Mr Pellis says it can be ‘difficult’ to recruit Dutch workers for offshore installation work because it is not seen as a long-term career path. Many installation jobs are filled by non-Dutch workers who quickly move on to a similar job elsewhere. He suggests that operations and maintenance can provide better long-term employment opportunities for Dutch nationals, including those in coastal communities where employment opportunities have sometimes been in short supply. The problem is that remuneration on a crew transfer vessel compares poorly with salaries achievable in oil and gas. Decommissioning projects in the North Sea are picking up too, he says, further driving demand in the oil and gas sector.
One solution could be actively recruiting former military personnel. Many former service men and women have basic mechanical skills and could bring to offshore wind “the right mindset” and a high-level of attention to health and safety issues, Mr Pellis concludes.
Recruitment closely linked to local content
Building 40 GW of offshore wind by 2030 is do-able, a leading economics consultant believes. Cambridge Econometrics associate director Jon Stenning tells OWJ he believes the political will is there to enable the UK to reach 40 GW by 2030, but it is less clear whether UK businesses will benefit.
“There is scope for 40 GW to be delivered,” he tells OWJ. “The question is whether UK employment will benefit. Will the policies be put in place to enable SMEs to develop? Will the labour market be able to respond to the scale of the opportunity and will companies have the right skills?”

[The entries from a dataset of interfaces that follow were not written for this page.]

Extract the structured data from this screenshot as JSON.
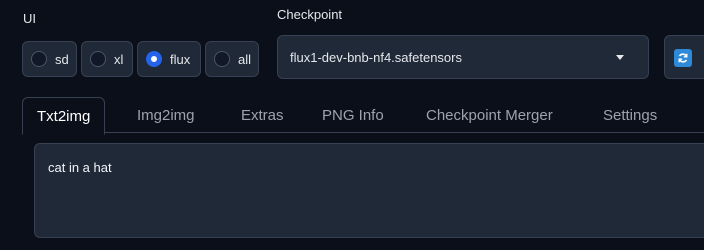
{
  "ui_filter": {
    "label": "UI",
    "options": [
      {
        "label": "sd",
        "checked": false
      },
      {
        "label": "xl",
        "checked": false
      },
      {
        "label": "flux",
        "checked": true
      },
      {
        "label": "all",
        "checked": false
      }
    ]
  },
  "checkpoint": {
    "label": "Checkpoint",
    "selected": "flux1-dev-bnb-nf4.safetensors",
    "refresh_icon": "refresh-icon",
    "accent": "#2e8ad8"
  },
  "tabs": [
    {
      "label": "Txt2img",
      "active": true
    },
    {
      "label": "Img2img",
      "active": false
    },
    {
      "label": "Extras",
      "active": false
    },
    {
      "label": "PNG Info",
      "active": false
    },
    {
      "label": "Checkpoint Merger",
      "active": false
    },
    {
      "label": "Settings",
      "active": false
    }
  ],
  "prompt": {
    "value": "cat in a hat"
  },
  "colors": {
    "background": "#0b0f19",
    "panel": "#1f2937",
    "border": "#374151",
    "radio_active": "#2563eb"
  }
}
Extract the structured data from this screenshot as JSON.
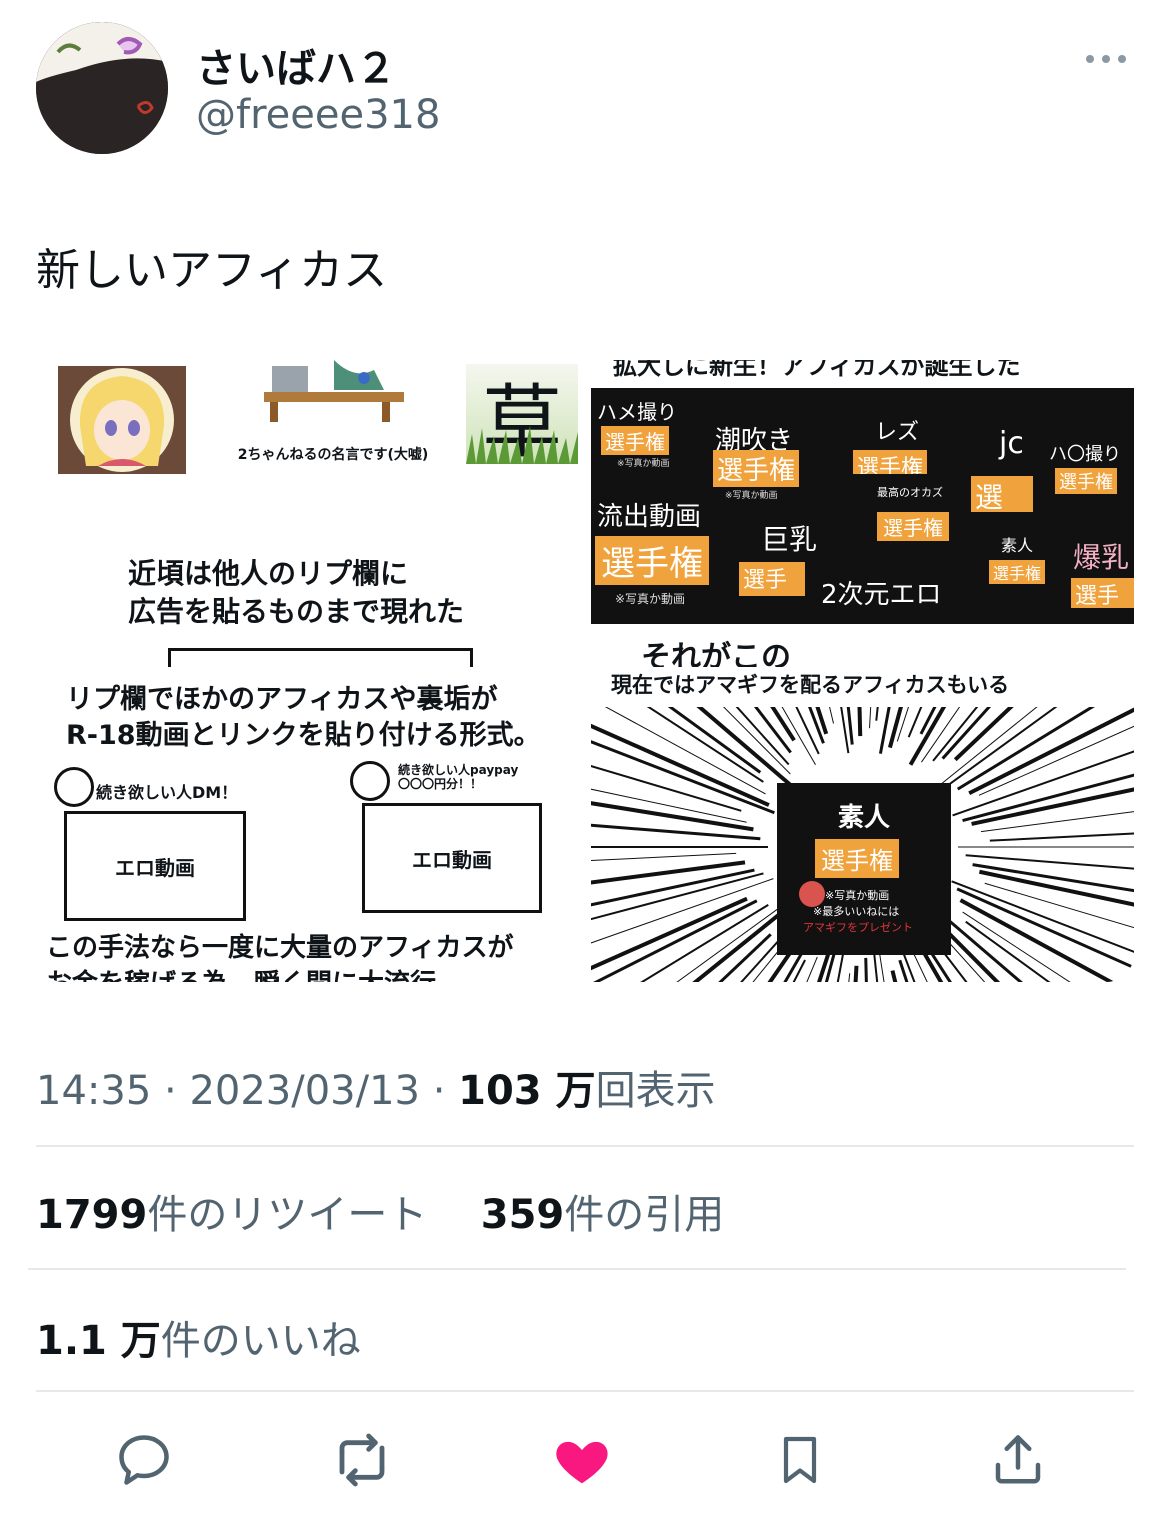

In Mr Stenning’s view, much more needs to be done to ensure British companies have the right skills to meet net zero targets. “They need certainty and a pipeline of work if they are to recruit people and bring on the skills that are going to be required,” he says.